[Website and app data records]
◇ ◇ ◇ ◇ ◇

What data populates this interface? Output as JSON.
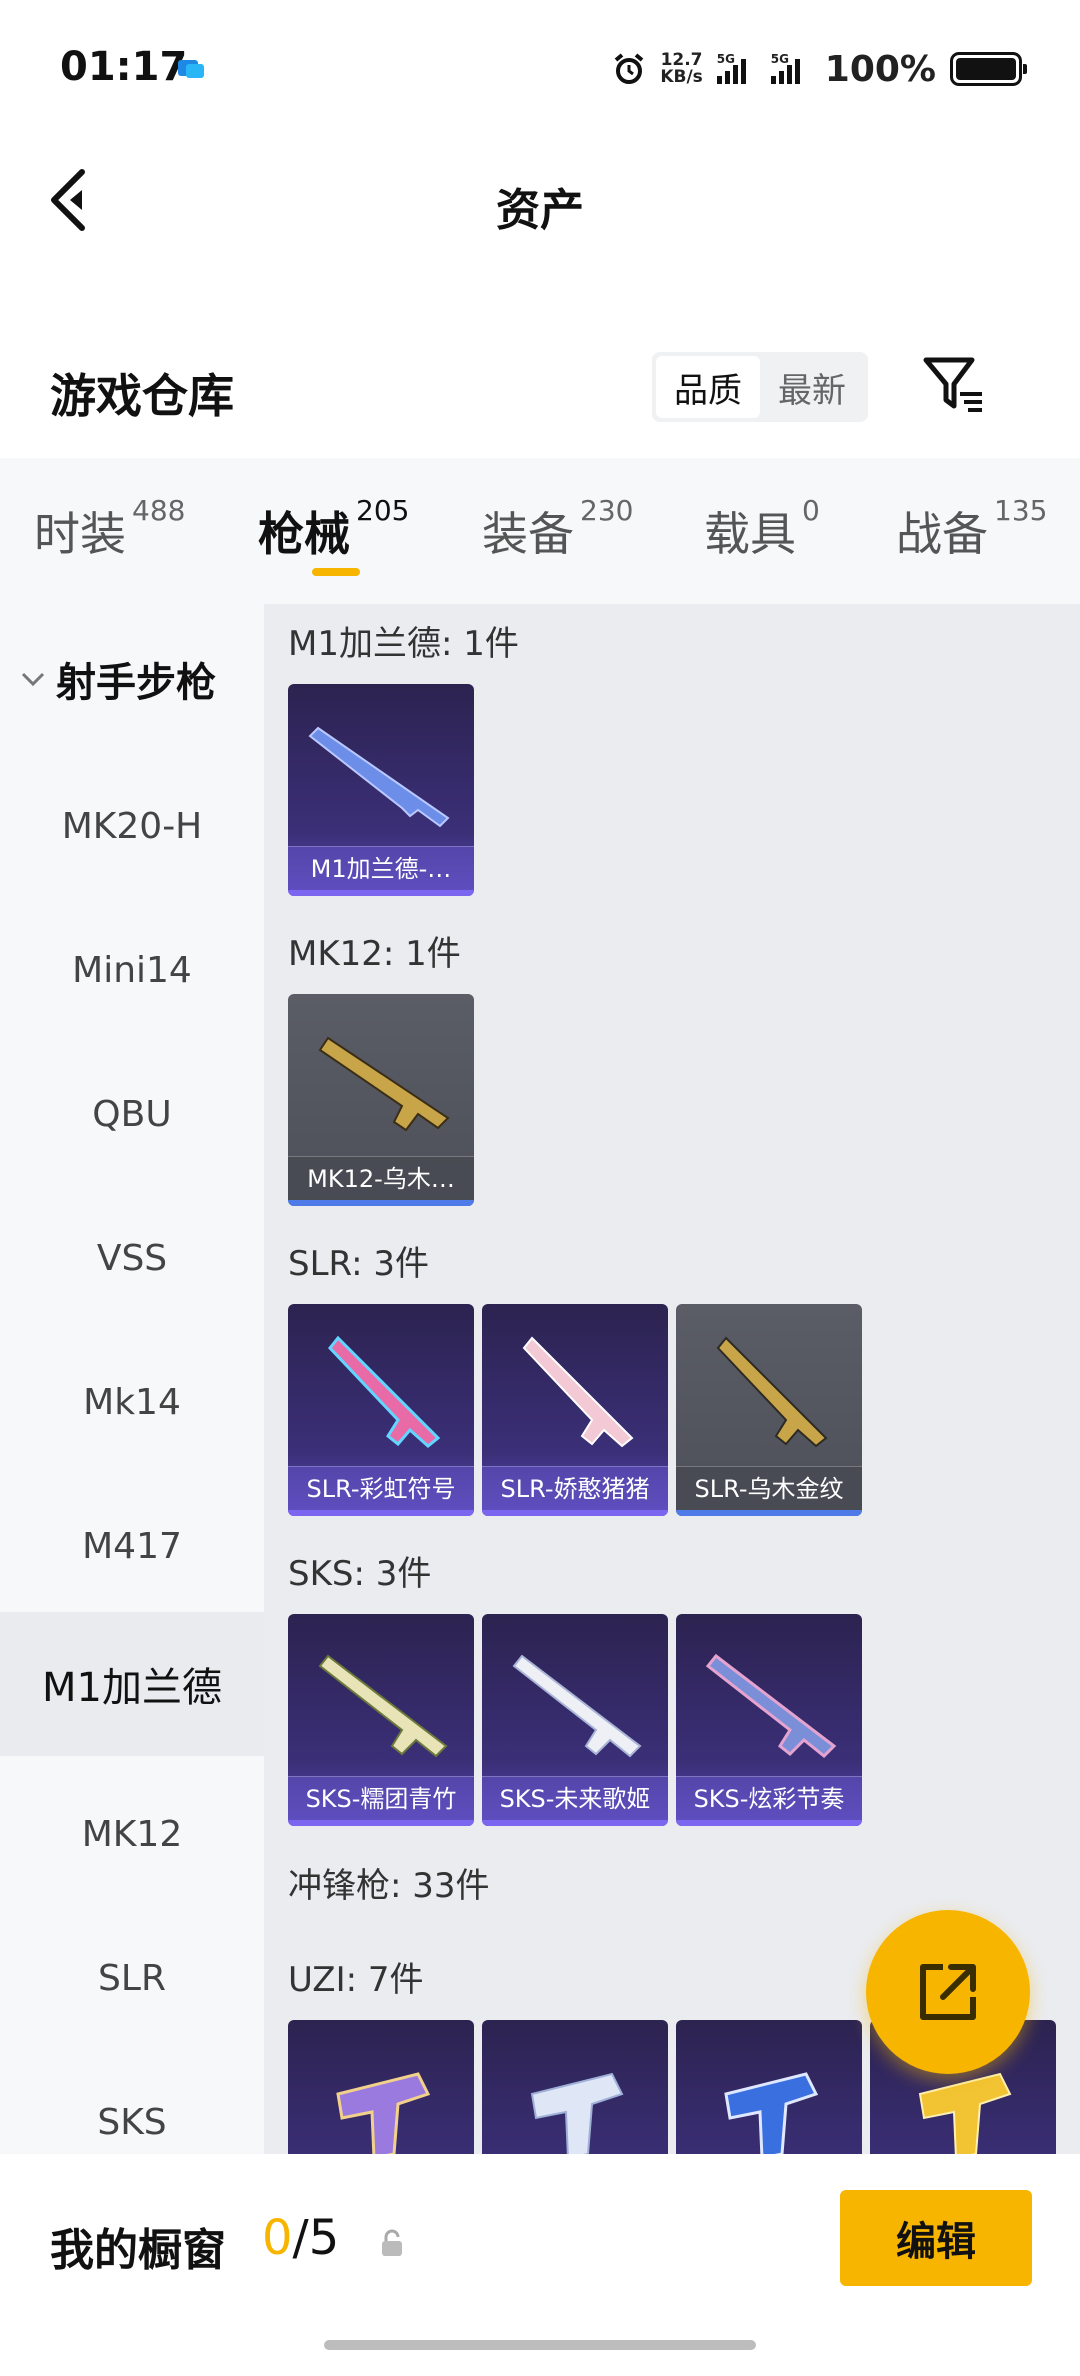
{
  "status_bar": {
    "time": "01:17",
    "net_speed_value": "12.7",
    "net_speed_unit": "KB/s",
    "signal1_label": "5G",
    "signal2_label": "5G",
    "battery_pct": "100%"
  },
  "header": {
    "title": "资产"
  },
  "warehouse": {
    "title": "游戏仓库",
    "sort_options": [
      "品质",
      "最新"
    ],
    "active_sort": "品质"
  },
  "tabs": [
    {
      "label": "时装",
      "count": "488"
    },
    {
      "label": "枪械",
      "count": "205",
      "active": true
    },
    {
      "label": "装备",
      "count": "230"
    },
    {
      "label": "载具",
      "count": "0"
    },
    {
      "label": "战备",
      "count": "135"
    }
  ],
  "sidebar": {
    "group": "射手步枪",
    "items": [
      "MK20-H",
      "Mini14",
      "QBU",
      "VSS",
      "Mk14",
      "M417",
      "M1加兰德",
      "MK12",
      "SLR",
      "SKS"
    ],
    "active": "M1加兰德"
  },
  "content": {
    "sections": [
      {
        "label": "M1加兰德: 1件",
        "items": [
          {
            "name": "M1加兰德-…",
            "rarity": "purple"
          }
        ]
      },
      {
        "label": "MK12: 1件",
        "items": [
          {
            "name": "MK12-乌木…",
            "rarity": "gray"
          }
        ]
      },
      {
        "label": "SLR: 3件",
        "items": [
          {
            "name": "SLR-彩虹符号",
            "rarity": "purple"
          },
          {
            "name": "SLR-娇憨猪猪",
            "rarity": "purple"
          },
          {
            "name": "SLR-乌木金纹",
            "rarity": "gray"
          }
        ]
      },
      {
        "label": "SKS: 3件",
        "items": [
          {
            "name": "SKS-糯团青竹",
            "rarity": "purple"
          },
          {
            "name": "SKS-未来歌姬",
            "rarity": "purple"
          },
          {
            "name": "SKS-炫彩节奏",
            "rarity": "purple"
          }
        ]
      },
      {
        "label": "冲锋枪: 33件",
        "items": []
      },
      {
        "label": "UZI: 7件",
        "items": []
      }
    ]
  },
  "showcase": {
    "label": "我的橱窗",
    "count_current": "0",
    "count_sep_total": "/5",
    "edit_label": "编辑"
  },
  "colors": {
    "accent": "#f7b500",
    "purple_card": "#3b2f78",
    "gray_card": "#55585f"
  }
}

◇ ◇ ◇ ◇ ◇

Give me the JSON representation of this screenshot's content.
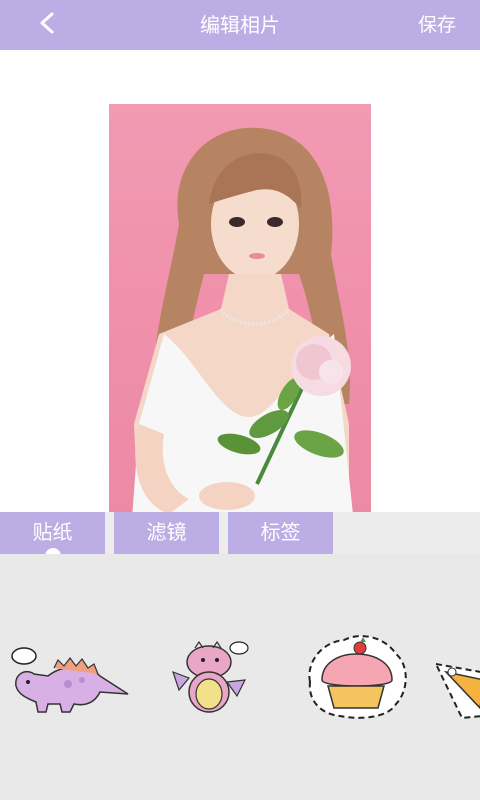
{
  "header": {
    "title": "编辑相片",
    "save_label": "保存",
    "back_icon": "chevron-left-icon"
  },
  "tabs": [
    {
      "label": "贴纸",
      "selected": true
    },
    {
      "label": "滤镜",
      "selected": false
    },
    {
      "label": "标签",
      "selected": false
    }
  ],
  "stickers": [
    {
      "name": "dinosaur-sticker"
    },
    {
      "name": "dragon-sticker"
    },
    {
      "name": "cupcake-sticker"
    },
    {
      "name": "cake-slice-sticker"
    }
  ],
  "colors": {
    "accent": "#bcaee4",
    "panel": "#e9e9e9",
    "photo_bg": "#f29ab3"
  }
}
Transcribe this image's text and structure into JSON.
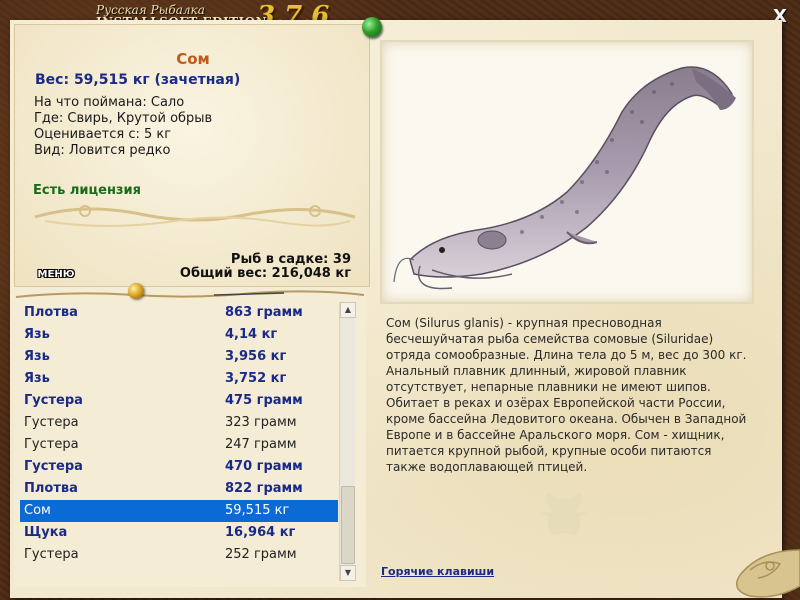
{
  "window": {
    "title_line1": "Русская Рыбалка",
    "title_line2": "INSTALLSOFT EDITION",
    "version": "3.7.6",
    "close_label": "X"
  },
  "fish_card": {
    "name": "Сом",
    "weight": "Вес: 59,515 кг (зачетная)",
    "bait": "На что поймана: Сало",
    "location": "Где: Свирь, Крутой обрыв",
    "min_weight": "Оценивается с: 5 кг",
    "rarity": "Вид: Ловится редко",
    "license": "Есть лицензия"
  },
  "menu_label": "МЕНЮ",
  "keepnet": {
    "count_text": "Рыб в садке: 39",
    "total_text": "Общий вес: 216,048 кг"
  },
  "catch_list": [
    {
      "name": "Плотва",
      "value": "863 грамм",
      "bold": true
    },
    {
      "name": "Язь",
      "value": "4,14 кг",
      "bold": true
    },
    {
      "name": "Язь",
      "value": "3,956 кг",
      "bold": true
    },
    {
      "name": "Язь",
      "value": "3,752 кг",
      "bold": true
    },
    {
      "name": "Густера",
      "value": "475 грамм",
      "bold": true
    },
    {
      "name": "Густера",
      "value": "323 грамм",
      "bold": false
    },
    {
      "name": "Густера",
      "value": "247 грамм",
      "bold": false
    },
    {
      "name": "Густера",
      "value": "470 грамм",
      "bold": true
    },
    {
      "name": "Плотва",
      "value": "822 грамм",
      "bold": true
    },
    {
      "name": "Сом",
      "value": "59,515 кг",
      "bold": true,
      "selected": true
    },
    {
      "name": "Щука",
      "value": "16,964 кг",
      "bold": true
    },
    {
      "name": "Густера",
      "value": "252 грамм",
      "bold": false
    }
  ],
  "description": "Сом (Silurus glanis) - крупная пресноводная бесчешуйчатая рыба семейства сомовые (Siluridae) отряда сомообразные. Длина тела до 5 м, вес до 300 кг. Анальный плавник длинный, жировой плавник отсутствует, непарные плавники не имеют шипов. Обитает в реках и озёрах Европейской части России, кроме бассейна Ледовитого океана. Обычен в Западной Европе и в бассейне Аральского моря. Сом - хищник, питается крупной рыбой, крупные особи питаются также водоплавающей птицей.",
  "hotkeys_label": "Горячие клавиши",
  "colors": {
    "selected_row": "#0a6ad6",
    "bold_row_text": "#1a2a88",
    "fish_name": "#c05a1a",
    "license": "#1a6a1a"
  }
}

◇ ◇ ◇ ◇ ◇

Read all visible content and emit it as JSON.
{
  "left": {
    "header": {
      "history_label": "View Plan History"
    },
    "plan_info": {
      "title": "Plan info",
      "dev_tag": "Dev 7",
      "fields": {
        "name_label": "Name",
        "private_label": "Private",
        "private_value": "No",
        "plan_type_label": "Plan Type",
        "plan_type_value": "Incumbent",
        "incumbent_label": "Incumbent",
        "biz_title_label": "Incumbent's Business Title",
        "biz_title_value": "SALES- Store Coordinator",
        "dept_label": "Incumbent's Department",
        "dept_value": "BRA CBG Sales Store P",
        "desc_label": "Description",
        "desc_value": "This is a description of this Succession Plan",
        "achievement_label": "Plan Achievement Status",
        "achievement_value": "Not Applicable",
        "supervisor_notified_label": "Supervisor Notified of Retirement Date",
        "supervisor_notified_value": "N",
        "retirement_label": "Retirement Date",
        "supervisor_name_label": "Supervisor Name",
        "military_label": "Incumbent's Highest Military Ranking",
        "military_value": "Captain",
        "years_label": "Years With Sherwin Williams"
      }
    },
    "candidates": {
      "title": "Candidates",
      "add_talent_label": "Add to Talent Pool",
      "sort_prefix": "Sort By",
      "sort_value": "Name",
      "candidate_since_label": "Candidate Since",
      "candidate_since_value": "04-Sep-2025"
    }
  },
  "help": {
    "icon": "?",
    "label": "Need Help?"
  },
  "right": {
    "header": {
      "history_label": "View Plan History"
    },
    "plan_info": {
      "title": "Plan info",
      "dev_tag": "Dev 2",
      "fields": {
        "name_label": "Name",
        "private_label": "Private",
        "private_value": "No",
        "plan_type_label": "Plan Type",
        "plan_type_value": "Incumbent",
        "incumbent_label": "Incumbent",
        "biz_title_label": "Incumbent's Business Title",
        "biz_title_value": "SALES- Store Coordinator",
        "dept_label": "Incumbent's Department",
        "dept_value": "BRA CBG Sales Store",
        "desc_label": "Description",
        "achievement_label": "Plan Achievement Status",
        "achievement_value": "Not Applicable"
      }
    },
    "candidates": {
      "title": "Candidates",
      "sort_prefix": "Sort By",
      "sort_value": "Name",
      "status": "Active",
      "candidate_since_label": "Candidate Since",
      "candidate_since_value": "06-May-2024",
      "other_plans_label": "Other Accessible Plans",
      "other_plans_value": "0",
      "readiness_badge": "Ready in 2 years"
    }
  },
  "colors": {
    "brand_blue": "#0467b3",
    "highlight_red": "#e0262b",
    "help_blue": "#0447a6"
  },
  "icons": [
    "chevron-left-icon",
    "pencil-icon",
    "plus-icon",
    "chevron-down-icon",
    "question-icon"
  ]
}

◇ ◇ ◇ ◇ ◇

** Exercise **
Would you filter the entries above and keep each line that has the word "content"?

** Output of the exercise **
  "content": {
Give me the JSON representation of this screenshot's content.
Read all visible content and emit it as JSON.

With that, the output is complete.